Forget the Filler to Improve Your Writing

Padding in your sofa is a good thing. It is a necessary thing because without it you do not have much of a sofa! The same does not go for writing. Good writers avoid using qualifiers in their writing. These words are known as “padding” or “filler words” and generally add little to your writing. According to the Collins Dictionary, “Padding is unnecessary words or information used to make a piece of writing or a speech longer.”

Adding modifiers, qualifiers, and unnecessary adverbs and adjectives tends to weaken your writing. There may be times when you do need them, but if you choose strong, descriptive nouns and verbs, you will need to use them less often.

Inexperienced writers often use padding words to make their articles, reports, or books longer. These words are mostly redundant and don’t add much, if anything, to the meaning of the piece. They tend to turn readers off. Soon enough, boredom will set in and they will stop reading your writing. Mostly, using filler is done to meet word count requirements or goals and, in the case of book writing, because the plot isn’t as strong as it could be. Especially in creative writing, filler words include the overuse of adverbs and adjectives. Use of these words makes you “tell” rather than “show.” If you write well, using precise nouns and descriptive verbs, you will show.
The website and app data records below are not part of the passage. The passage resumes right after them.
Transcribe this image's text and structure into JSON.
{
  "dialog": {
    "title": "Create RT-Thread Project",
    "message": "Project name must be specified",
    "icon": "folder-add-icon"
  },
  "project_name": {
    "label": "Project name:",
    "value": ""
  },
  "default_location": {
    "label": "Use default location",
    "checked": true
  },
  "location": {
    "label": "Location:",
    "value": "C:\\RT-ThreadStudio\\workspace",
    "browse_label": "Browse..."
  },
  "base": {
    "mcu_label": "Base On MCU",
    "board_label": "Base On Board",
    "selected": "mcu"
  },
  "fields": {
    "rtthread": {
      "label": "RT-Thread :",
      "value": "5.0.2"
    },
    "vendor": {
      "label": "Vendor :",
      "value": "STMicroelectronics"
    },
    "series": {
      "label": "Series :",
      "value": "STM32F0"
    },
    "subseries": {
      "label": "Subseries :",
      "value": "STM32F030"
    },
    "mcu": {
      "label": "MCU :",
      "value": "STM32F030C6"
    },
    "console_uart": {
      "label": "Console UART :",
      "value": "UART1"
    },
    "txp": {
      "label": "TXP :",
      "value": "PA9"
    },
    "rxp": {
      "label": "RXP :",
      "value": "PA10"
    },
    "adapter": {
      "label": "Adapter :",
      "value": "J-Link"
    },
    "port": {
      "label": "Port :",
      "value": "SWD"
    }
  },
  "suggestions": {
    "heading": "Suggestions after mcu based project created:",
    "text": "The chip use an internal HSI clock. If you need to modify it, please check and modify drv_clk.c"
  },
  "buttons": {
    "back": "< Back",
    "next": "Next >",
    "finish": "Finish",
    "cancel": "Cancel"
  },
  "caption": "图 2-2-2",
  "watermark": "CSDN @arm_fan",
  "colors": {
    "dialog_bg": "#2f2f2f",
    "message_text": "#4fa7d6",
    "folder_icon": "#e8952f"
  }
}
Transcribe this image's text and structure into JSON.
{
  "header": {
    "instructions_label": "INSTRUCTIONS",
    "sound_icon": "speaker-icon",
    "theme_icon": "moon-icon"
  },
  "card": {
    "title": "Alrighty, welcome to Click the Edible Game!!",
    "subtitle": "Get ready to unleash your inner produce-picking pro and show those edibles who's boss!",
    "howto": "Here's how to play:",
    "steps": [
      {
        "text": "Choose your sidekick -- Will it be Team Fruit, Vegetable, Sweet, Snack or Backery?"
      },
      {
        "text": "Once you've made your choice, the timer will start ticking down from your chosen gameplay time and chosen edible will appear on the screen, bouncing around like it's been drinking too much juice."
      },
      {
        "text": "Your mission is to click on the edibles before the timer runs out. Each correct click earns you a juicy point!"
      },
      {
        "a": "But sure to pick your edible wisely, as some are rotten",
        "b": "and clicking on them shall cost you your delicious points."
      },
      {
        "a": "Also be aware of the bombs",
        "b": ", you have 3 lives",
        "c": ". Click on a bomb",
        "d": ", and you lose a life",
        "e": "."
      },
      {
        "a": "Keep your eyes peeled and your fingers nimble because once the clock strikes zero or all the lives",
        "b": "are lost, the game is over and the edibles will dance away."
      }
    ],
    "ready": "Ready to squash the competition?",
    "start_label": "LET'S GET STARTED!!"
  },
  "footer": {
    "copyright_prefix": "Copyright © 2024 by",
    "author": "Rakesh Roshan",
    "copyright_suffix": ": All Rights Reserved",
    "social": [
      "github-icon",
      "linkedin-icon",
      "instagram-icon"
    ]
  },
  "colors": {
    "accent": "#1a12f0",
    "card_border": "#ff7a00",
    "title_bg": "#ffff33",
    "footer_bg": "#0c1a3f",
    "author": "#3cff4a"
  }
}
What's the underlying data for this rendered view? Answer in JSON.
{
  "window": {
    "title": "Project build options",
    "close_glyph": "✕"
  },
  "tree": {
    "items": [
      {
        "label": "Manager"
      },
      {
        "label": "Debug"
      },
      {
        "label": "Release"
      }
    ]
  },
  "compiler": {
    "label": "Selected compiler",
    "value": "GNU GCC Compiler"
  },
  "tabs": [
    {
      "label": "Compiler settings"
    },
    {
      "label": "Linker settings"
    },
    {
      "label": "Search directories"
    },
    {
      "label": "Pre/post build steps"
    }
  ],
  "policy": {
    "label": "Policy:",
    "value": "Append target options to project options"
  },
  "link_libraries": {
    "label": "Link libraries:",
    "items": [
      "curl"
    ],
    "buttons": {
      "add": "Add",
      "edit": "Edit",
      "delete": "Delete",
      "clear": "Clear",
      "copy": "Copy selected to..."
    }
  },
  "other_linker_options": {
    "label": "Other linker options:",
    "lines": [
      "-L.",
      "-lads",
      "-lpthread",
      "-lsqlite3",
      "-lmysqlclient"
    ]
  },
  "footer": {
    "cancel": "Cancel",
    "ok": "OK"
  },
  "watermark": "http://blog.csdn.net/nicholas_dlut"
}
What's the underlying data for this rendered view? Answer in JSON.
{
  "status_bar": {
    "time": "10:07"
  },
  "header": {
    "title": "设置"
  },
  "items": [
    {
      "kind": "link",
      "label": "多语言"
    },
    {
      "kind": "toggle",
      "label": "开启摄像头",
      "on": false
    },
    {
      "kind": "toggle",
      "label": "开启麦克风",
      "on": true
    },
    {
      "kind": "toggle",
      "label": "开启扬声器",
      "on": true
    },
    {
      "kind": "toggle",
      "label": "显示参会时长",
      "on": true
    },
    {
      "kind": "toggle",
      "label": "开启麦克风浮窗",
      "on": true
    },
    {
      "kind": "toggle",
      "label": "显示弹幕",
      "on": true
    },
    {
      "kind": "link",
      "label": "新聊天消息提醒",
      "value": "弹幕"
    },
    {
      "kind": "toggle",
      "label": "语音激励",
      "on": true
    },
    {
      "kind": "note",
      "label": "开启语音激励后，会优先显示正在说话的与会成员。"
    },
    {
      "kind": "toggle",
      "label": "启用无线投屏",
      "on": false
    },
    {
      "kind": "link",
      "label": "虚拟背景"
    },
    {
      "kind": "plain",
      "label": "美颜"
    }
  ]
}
Weak verbs make you tell.

You can cut the filler by:

Eliminating words like really,” “only” and “just.” This will make your sentences sound better and more assertive.

Example: Pat just didn’t know what to do.

Better: Pat didn’t know what to do.

Limiting the use of modifiers like “maybe,” “perhaps,” “simply” and “somehow.” Use clear, assertive statements to create more impact.

Example: Jane simply didn’t know where her smartphone was.

Better: Jane didn’t know where her smartphone was.

Cutting out the redundancy:

Instead of “A period of five days,” use “Five days.”

Rather than “In spite of the fact that,” use “Although.”

Instead of “In the event that,” use “If.”

Rather than “Most certainly,” use “Certainly.”

Instead of “The biography of his life,” use “His biography.”

Rather than “Twelve midnight,” use “Midnight.”

Cutting out “that”:

Often, the word “that” can be deleted and the sentence will still have the same meaning.

Example: Willy swore that it would never happen again.

Better: Willy swore it would never happen again.

Cutting words like “absolutely,” “actually” and “basically”:

If something is absolute, actual or basic, we don’t have to add the words “absolutely,” “actually” or “basic.”

Example: Jack was absolutely sure the boy had stolen the money.

Better: Jack was sure (or, better yet, certain) the boy had stolen the money.

Being concise and removing as many prepositions after verbs as possible:

Use “Bought” as opposed to “Bought up.

Using “Cuts” is better than “Cutbacks.

Use “Meet” as opposed to “Meet up with.”

Using “Sold” is better than “Sold off.

Use “This time” as opposed to “This time around.

Cutting the words “Almost,” “Seems” and “Slightly”:

Something that is “slightly” or “almost” is weak and boring. When something or someone “seems” like (fill in the blank), you’re telling your readers there is a chance they aren’t (what’s in the blank).

Instead of: Above the clouds, the sun was almost blinding.

Just use: Above the clouds, the sun was blinding.

Cutting words like “a little,” “kind of” and “sort of”:

When reading a description, readers don’t want “sort of” or “kind of,” they want to be sure. They don’t want just “a little” — they want it all!

Example: The lie you told about me sort of hurt.

Better: The lie you told about me hurt!

“Very” gets an entry all its own:

“Very” plus “verb” can almost always be exchanged for a more descriptive verb. Or try leaving it out and see is the meaning changes. If not, keep it out!

Example: The signs were very good.

Better: The signs were excellent.